University Community

Russ Prize Recipient David Walt to speak at OHIO on March 28

The Ohio University community is invited to learn more about the groundbreaking work of David Walt, the 2023 Fritz J. and Dolores H. Russ Prize Recipient, during a presentation on March 28.

The event will begin at 4:35 p.m. in the Baker University Center Theater and will be followed by a reception at 5:30 p.m. 

Walt will be discussing “Discovery, Scale and Impact” in the presentation. Translating discoveries from an academic lab bedside is rewarding but challenging. In this talk, Walt will describe how the discovery of microwell arrays led to both commercial success and clinical impact.

The presentation will cover how the microwell arrays were discovered and how they led to applications in both genomics and proteomics. Walt will also discuss how the technologies were scaled, such that they could be used by many labs, and how these technologies led to important clinical applications.

Ohio University and the National Academy of Engineering (NAE) announced Walt as the recipient of the Fritz J. and Dolores H. Russ Prize in 2023. Walt was honored for the development of microwell arrays that greatly advanced the fields of genomics and proteomics.

Awarded biennially, the Russ Prize recognizes an outstanding bioengineering achievement in widespread use that improves the human condition.

About David Walt

Walt is the Hansjörg Wyss Professor of Bioinspired Engineering at Harvard Medical School, professor of pathology at Brigham and Women’s Hospital and Harvard Medical School, Core Faculty Member of the Wyss Institute at Harvard University, associate member at the Broad Institute, a Howard Hughes Medical Institute Professor, and codirector of the Mass General Brigham Center for COVID Innovation. He is the scientific founder of Illumina Inc. and Quanterix Corp., and has cofounded multiple other life sciences startups including Ultivue, Inc., Arbor Biotechnologies, Sherlock Biosciences, Vizgen, Inc., and Torus Biosciences.

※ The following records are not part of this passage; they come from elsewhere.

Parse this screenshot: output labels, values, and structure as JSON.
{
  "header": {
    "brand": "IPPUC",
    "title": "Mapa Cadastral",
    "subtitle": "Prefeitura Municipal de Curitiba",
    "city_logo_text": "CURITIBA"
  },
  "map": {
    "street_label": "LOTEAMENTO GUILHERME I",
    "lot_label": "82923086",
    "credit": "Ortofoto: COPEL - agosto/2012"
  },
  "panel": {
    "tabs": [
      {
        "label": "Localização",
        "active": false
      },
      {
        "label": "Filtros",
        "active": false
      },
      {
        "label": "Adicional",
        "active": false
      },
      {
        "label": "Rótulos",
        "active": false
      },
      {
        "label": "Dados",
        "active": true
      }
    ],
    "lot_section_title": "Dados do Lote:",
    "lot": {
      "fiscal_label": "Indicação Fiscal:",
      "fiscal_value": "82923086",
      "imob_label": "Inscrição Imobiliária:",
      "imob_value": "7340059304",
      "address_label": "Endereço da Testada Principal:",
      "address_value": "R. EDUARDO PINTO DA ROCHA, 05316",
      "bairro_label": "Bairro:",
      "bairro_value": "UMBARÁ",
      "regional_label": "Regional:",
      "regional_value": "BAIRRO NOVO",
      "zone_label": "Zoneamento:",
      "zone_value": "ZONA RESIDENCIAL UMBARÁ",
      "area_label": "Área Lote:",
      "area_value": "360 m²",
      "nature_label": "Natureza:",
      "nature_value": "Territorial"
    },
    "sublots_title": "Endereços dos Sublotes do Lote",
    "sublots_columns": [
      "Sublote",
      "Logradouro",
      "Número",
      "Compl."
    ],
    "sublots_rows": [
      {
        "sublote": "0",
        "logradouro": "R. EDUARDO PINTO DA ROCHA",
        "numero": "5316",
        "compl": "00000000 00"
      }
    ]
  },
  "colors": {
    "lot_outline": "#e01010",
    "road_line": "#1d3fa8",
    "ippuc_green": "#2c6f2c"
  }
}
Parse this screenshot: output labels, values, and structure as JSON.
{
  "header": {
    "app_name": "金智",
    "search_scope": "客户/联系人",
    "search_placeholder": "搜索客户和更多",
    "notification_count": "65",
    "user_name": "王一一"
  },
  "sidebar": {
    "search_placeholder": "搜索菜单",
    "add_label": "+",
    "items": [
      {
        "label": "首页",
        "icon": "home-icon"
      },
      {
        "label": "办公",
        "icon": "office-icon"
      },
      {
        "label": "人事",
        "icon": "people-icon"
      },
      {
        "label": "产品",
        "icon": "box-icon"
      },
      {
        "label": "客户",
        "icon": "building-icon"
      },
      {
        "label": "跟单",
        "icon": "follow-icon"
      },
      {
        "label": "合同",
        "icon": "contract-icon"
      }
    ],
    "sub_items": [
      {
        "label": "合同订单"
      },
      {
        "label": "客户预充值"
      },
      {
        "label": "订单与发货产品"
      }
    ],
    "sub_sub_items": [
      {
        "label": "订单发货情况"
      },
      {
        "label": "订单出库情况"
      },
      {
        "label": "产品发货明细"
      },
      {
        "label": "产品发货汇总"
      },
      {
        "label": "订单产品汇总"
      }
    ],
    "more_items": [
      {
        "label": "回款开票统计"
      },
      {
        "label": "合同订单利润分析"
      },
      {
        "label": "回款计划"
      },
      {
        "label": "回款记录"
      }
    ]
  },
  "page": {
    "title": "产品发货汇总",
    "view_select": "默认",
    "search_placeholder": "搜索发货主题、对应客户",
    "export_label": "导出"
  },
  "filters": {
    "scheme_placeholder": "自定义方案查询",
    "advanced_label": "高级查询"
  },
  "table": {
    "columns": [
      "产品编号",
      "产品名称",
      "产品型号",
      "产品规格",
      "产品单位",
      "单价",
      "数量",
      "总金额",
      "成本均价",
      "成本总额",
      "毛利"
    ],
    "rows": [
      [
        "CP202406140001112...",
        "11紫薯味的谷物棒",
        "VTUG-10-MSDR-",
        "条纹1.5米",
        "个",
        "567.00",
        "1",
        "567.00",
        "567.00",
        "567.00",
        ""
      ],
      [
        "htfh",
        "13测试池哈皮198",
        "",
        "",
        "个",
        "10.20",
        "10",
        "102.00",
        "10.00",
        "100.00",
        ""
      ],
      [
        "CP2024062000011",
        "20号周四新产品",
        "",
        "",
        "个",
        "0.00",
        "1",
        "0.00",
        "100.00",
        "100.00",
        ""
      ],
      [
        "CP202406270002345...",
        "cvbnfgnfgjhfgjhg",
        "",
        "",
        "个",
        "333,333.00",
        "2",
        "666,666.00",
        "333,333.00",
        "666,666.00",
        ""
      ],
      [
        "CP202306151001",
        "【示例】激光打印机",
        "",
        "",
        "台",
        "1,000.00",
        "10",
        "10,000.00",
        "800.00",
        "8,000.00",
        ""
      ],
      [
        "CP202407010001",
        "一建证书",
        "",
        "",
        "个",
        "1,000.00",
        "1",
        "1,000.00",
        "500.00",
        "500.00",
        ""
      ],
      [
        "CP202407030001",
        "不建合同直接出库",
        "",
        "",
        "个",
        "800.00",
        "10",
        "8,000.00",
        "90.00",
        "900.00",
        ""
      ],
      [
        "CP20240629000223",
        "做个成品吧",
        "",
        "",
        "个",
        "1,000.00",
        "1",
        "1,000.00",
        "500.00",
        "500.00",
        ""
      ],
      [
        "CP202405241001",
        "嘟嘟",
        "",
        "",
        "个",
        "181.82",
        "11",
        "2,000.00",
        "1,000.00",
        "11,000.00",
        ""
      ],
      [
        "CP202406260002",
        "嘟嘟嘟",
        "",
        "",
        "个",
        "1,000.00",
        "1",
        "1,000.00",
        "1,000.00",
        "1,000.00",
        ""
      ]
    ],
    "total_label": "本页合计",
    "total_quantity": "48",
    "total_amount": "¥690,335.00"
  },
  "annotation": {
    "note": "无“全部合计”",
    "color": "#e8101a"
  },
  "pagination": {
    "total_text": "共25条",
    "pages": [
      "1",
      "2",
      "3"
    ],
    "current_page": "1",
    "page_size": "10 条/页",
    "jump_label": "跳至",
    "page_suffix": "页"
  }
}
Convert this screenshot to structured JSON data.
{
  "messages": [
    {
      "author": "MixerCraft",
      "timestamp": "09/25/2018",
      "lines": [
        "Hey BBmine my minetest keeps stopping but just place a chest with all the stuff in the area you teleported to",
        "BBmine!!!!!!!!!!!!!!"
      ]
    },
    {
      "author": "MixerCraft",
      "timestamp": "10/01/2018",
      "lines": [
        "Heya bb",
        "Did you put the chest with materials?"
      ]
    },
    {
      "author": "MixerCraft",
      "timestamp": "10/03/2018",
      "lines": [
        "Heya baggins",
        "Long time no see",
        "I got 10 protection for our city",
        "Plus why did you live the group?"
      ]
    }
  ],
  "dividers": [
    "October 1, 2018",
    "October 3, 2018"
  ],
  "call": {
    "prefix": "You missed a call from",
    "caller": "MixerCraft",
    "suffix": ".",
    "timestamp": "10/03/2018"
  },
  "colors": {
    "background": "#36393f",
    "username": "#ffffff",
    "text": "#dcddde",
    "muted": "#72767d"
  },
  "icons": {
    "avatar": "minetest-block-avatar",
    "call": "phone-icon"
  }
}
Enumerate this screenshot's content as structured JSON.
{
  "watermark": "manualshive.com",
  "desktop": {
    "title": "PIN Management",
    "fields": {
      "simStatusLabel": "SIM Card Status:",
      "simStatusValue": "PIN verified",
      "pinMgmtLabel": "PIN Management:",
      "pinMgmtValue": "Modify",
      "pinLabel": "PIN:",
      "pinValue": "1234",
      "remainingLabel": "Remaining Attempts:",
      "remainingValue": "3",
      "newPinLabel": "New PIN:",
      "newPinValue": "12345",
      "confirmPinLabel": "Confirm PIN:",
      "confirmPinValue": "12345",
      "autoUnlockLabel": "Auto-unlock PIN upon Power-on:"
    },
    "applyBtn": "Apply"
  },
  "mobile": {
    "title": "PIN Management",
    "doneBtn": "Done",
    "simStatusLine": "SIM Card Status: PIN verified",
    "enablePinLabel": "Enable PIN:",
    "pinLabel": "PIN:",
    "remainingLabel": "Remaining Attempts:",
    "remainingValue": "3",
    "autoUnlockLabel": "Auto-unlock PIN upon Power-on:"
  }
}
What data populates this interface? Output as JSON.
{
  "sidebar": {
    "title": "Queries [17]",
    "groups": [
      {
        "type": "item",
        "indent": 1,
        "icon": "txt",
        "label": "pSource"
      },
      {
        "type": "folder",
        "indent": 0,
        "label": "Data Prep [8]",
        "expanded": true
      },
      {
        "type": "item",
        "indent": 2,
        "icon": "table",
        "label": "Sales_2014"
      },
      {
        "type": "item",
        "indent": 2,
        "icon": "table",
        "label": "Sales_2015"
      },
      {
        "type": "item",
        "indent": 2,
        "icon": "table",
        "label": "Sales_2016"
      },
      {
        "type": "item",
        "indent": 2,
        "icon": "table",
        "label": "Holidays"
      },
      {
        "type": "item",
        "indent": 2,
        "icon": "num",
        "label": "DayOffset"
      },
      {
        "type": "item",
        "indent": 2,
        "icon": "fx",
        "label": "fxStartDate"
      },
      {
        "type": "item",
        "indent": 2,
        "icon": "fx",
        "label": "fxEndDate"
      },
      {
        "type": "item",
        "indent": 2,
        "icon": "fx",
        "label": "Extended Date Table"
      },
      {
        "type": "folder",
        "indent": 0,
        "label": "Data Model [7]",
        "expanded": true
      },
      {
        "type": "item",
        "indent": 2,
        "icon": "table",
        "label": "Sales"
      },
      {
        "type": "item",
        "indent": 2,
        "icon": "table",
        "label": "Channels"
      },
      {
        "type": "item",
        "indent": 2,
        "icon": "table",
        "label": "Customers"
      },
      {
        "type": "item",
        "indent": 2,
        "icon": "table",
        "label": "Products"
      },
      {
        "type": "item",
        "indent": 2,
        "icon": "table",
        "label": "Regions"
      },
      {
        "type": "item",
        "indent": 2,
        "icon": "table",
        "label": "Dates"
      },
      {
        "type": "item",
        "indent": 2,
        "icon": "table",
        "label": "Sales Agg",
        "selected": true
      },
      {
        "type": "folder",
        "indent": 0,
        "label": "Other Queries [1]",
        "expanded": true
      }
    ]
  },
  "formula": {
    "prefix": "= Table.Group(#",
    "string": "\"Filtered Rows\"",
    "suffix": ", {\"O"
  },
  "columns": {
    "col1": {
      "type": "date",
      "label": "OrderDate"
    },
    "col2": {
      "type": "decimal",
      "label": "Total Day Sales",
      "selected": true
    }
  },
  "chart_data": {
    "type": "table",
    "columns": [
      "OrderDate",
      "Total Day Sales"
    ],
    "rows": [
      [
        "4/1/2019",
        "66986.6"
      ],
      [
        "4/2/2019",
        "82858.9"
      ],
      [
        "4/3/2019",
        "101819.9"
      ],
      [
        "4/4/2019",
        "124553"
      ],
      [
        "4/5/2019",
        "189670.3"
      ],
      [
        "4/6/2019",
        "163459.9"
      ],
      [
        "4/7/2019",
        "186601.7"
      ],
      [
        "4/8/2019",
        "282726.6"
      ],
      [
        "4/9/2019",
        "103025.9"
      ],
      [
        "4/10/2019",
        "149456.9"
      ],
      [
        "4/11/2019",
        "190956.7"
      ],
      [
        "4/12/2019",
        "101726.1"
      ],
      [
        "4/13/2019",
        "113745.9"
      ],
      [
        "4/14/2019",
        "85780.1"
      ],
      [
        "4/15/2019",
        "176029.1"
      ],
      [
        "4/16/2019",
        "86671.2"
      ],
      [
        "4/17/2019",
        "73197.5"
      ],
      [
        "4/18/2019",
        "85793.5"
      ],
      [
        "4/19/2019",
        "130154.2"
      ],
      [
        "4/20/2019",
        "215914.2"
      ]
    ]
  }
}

His numerous national and international awards and honors for his fundamental and applied work in the field of optical microwell arrays and single molecules include the 2021 Kabiller Prize in Nanoscience and Nanomedicine (2021), American Chemical Society Kathryn C. Hach Award for Entrepreneurial Success (2017), Ralph Adams Award in Bioanalytical Chemistry (2016), ACS Gustavus John Esselen Award (2014), Analytical Chemistry Spectrochemical Analysis Award (2013), Pittsburgh Analytical Chemistry Award (2013), and ACS National Award for Creative Invention (2010).

He is a member of the US National Academy of Engineering and US National Academy of Medicine; a fellow of the American Academy of Arts and Sciences, American Institute for Medical and Biological Engineering, American Association for the Advancement of Science, and National Academy of Inventors; and was inducted in the US National Inventors Hall of Fame.

He received his BS in chemistry from the University of Michigan and his PhD in chemical biology from the State University of New York at Stony Brook.

March 8, 2024
Staff reports